A partnership was formed between Toyota, the City of Grenoble, Grenoble-Alpes Métropole, the EDF Group and Citélib, to make urban mobility of the future in the French city a reality, by October, this year.
Toyota launched the pilot project, supplying 70 vehicles for the scheme that’s designed to work alongside public transport networks, offering a “last mile” solution to cover the journey from the bus or train station to the handler’s final destination. The project makes use of the two-seater i-Road concept and the one-person COMS.
With the advantages of motorcycle handling and being narrow in size, it has the benefit of an enclosed cabin while retaining the stability and comfort of an ordinary car.
The vehicle measures in at 2 345mm in length and 1 455mm in height, making it a quarter size of the average car. It contains two electric motors running on a Lithium-ion battery, while being able to reach a top speed of 56km/h. On a single charge, the i-Road will be able to cover a distance of 50 kilometres, travelling at a steady speed of 30km/h. The comparison to the motorcycle further comes in with the Active Lean technology whereby the vehicle automatically leans during cornering.
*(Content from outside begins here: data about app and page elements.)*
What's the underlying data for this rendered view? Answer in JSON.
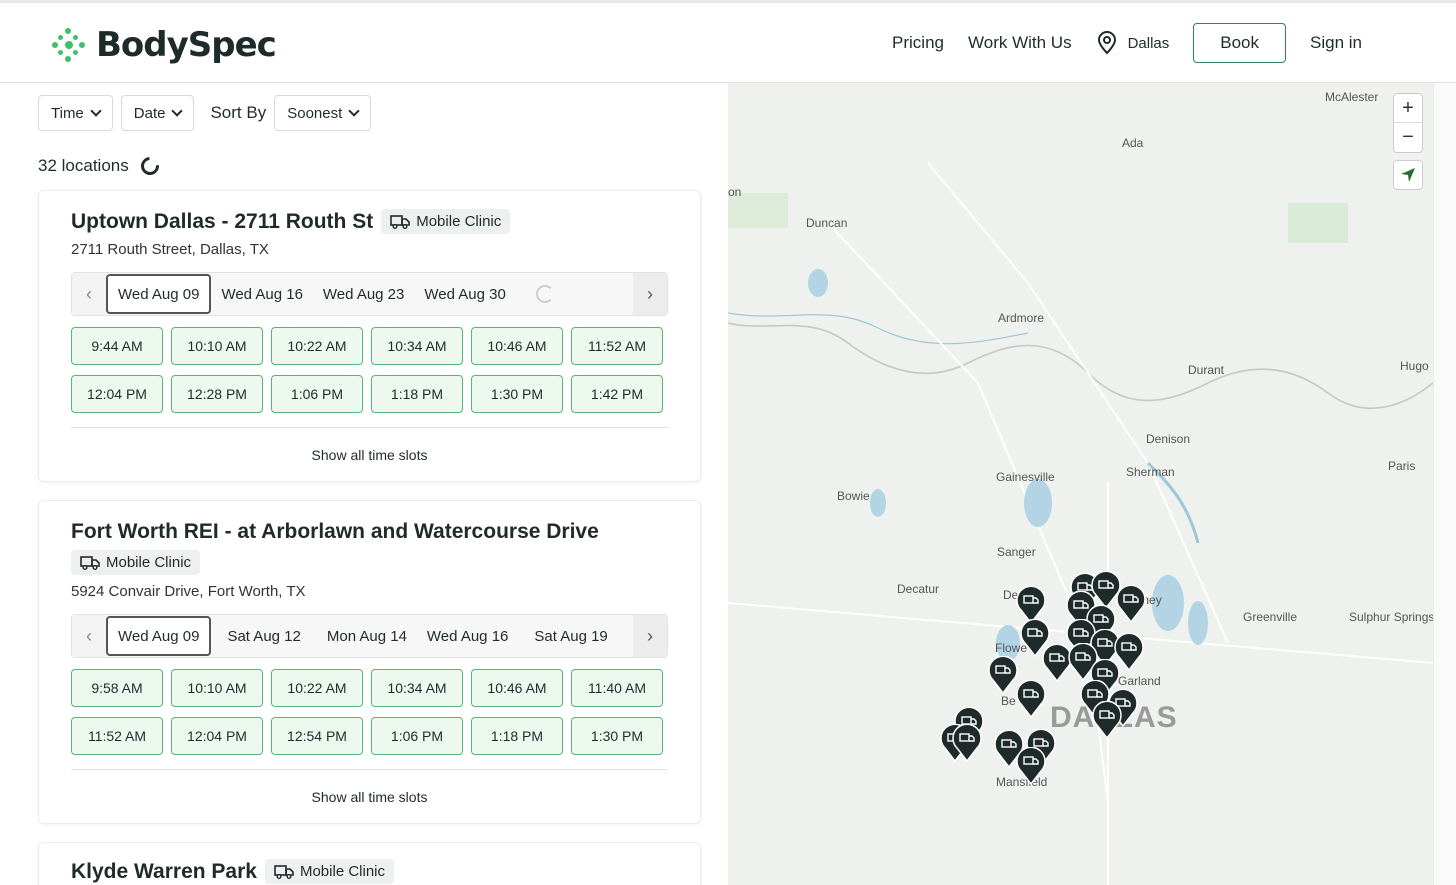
{
  "header": {
    "brand": "BodySpec",
    "nav": {
      "pricing": "Pricing",
      "work": "Work With Us",
      "location": "Dallas",
      "book": "Book",
      "signin": "Sign in"
    }
  },
  "filters": {
    "time": "Time",
    "date": "Date",
    "sort_label": "Sort By",
    "sort_value": "Soonest"
  },
  "results": {
    "count_text": "32 locations"
  },
  "cards": [
    {
      "title": "Uptown Dallas - 2711 Routh St",
      "badge": "Mobile Clinic",
      "address": "2711 Routh Street, Dallas, TX",
      "dates": [
        "Wed Aug 09",
        "Wed Aug 16",
        "Wed Aug 23",
        "Wed Aug 30"
      ],
      "slots": [
        "9:44 AM",
        "10:10 AM",
        "10:22 AM",
        "10:34 AM",
        "10:46 AM",
        "11:52 AM",
        "12:04 PM",
        "12:28 PM",
        "1:06 PM",
        "1:18 PM",
        "1:30 PM",
        "1:42 PM"
      ],
      "show_all": "Show all time slots"
    },
    {
      "title": "Fort Worth REI - at Arborlawn and Watercourse Drive",
      "badge": "Mobile Clinic",
      "address": "5924 Convair Drive, Fort Worth, TX",
      "dates": [
        "Wed Aug 09",
        "Sat Aug 12",
        "Mon Aug 14",
        "Wed Aug 16",
        "Sat Aug 19"
      ],
      "slots": [
        "9:58 AM",
        "10:10 AM",
        "10:22 AM",
        "10:34 AM",
        "10:46 AM",
        "11:40 AM",
        "11:52 AM",
        "12:04 PM",
        "12:54 PM",
        "1:06 PM",
        "1:18 PM",
        "1:30 PM"
      ],
      "show_all": "Show all time slots"
    },
    {
      "title": "Klyde Warren Park",
      "badge": "Mobile Clinic"
    }
  ],
  "map": {
    "labels": [
      "McAlester",
      "Ada",
      "on",
      "Duncan",
      "Ardmore",
      "Durant",
      "Hugo",
      "Denison",
      "Paris",
      "Sherman",
      "Gainesville",
      "Bowie",
      "Sanger",
      "Decatur",
      "De",
      "inney",
      "Greenville",
      "Sulphur Springs",
      "Flowe",
      "Garland",
      "Be",
      "DALLAS",
      "Mansfield"
    ],
    "zoom_in": "+",
    "zoom_out": "−"
  },
  "colors": {
    "accent_green": "#3fbf6a",
    "slot_border": "#57b876",
    "slot_bg": "#edf8ef",
    "marker": "#1f2b2a"
  }
}
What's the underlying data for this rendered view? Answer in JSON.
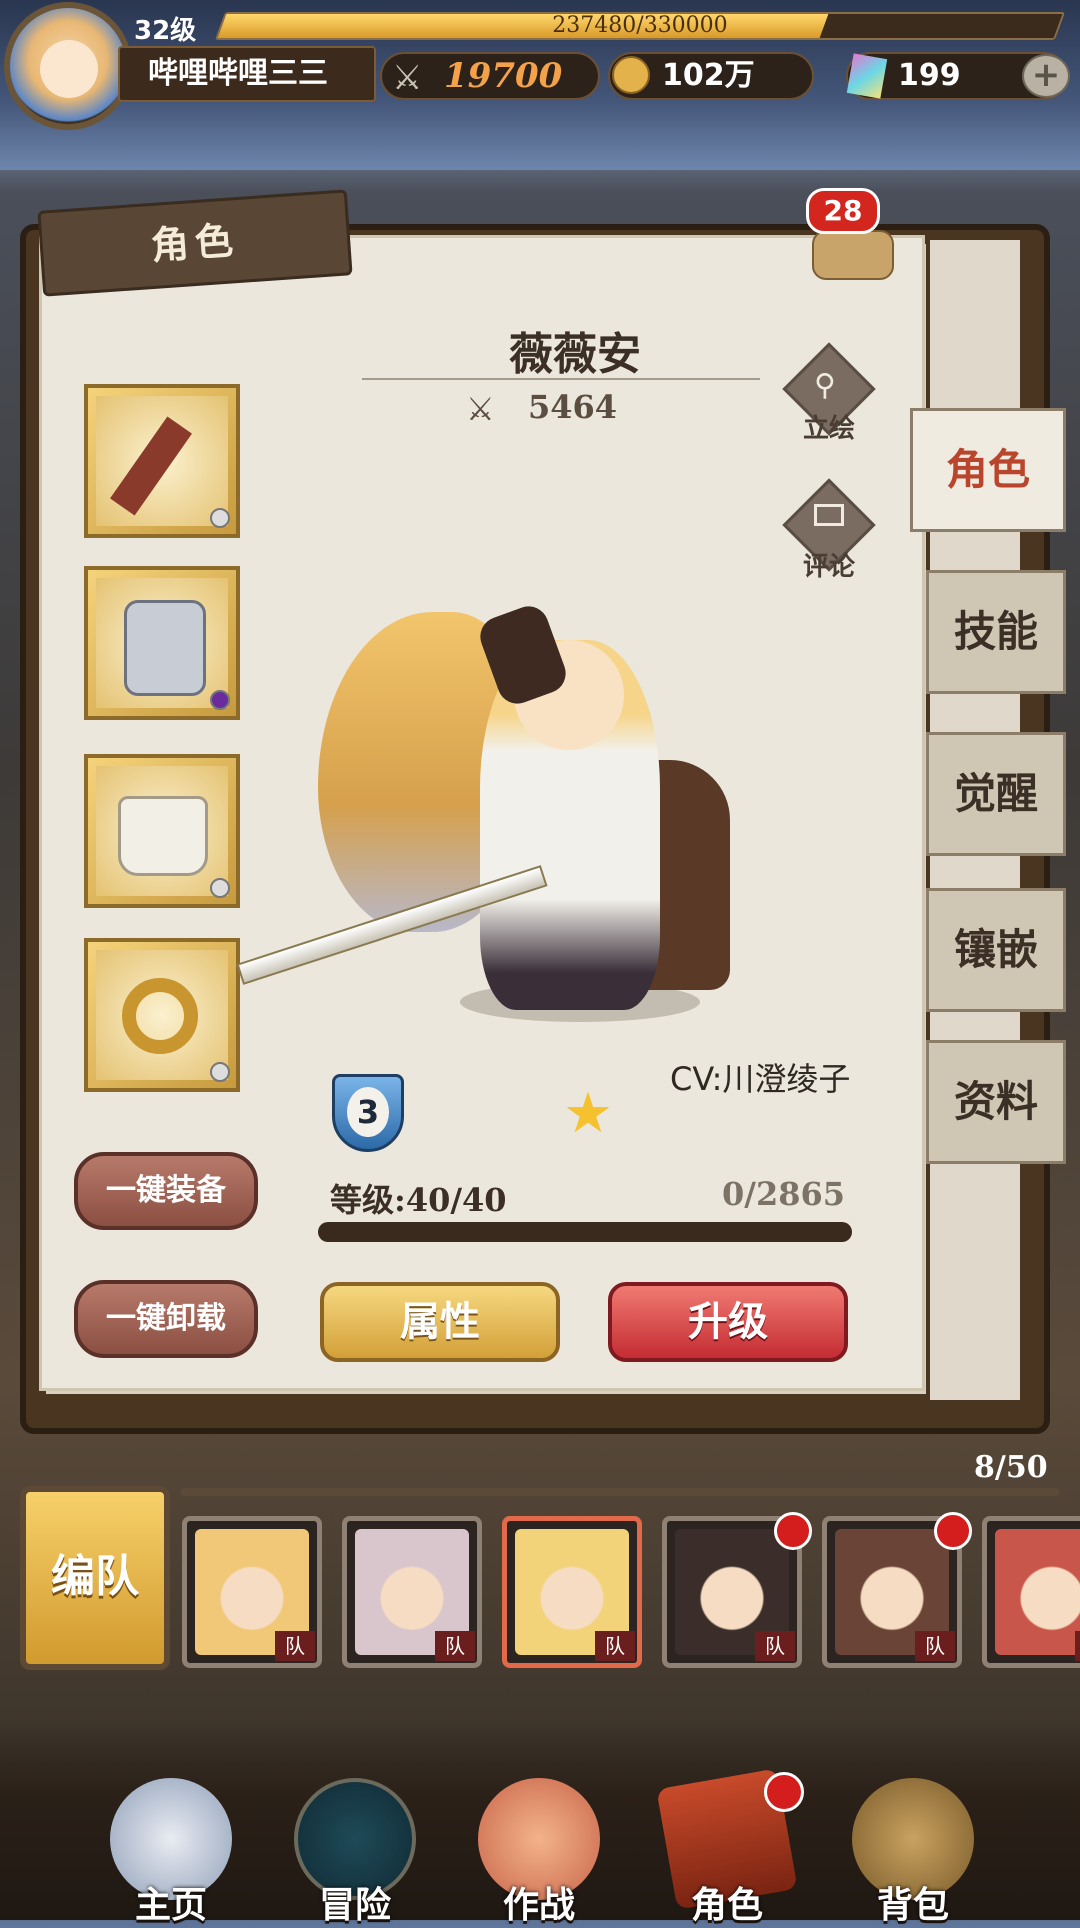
{
  "player": {
    "level": "32级",
    "exp_text": "237480/330000",
    "exp_fraction": 0.72,
    "name": "哔哩哔哩三三",
    "power": "19700",
    "gold": "102万",
    "gems": "199",
    "plus_label": "+"
  },
  "panel": {
    "title": "角色",
    "comment_count": "28",
    "char_name": "薇薇安",
    "char_power": "5464",
    "portrait_label": "立绘",
    "comment_label": "评论",
    "cv": "CV:川澄绫子",
    "rank": "3",
    "stars": 1,
    "level_text": "等级:40/40",
    "exp_text": "0/2865",
    "btn_equip_all": "一键装备",
    "btn_unequip_all": "一键卸载",
    "btn_attributes": "属性",
    "btn_upgrade": "升级"
  },
  "side_tabs": [
    "角色",
    "技能",
    "觉醒",
    "镶嵌",
    "资料"
  ],
  "roster": {
    "count": "8/50",
    "team_button": "编队",
    "team_tag": "队",
    "heroes": [
      {
        "color": "#f0c878",
        "badge": false,
        "selected": false
      },
      {
        "color": "#d8c6cc",
        "badge": false,
        "selected": false
      },
      {
        "color": "#f2d37a",
        "badge": false,
        "selected": true
      },
      {
        "color": "#3b2e2a",
        "badge": true,
        "selected": false
      },
      {
        "color": "#6a4436",
        "badge": true,
        "selected": false
      },
      {
        "color": "#c9564a",
        "badge": false,
        "selected": false
      }
    ]
  },
  "bottom_nav": [
    "主页",
    "冒险",
    "作战",
    "角色",
    "背包"
  ],
  "colors": {
    "accent_gold": "#f3a24a",
    "upgrade_red": "#c42c33",
    "badge_red": "#d41e1e"
  }
}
Toyota aims to see how different modes of public and personal transport can be interconnected in urban centres, while also hoping to gain insight into people’s attitudes towards car sharing and their priorities.